▶ _Work instructions_: Set down each entry below exactly as written, keeping the pictures out.

▶ _Records from a data collection_:
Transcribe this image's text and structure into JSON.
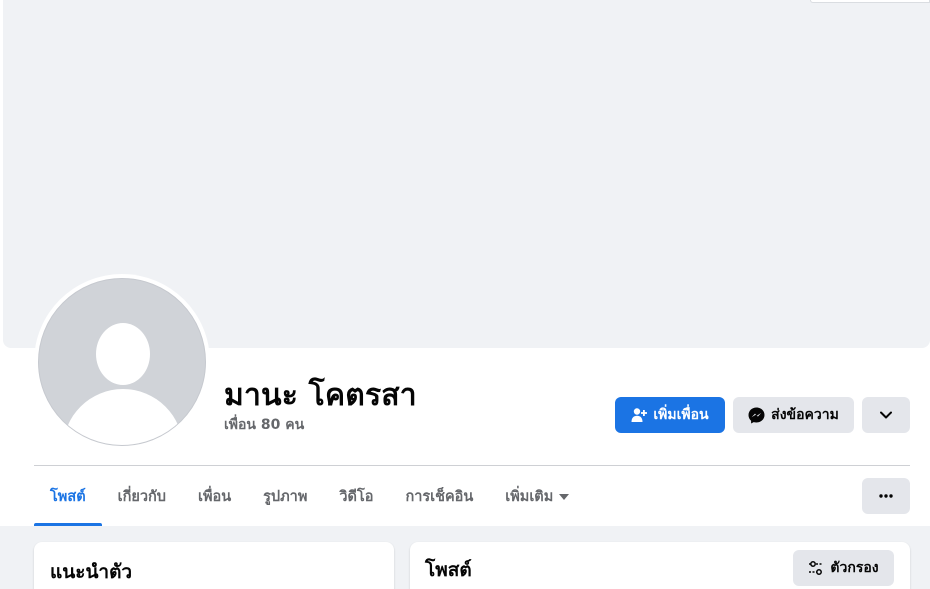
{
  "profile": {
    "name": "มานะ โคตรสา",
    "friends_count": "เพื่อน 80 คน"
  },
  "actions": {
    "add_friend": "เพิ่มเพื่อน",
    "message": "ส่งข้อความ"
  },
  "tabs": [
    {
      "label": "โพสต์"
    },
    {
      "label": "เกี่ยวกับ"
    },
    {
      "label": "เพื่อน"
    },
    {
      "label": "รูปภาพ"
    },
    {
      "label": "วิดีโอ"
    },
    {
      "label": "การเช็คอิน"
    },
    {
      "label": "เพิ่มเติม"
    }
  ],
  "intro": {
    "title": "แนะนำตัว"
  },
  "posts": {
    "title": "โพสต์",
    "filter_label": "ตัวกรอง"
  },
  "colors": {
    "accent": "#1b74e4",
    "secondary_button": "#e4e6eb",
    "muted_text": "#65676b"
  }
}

▶ _Your solution_:
Transcribe this image's text and structure into JSON.
{
  "profile": {
    "name": "มานะ โคตรสา",
    "friends_count": "เพื่อน 80 คน"
  },
  "actions": {
    "add_friend": "เพิ่มเพื่อน",
    "message": "ส่งข้อความ"
  },
  "tabs": [
    {
      "label": "โพสต์"
    },
    {
      "label": "เกี่ยวกับ"
    },
    {
      "label": "เพื่อน"
    },
    {
      "label": "รูปภาพ"
    },
    {
      "label": "วิดีโอ"
    },
    {
      "label": "การเช็คอิน"
    },
    {
      "label": "เพิ่มเติม"
    }
  ],
  "intro": {
    "title": "แนะนำตัว"
  },
  "posts": {
    "title": "โพสต์",
    "filter_label": "ตัวกรอง"
  },
  "colors": {
    "accent": "#1b74e4",
    "secondary_button": "#e4e6eb",
    "muted_text": "#65676b"
  }
}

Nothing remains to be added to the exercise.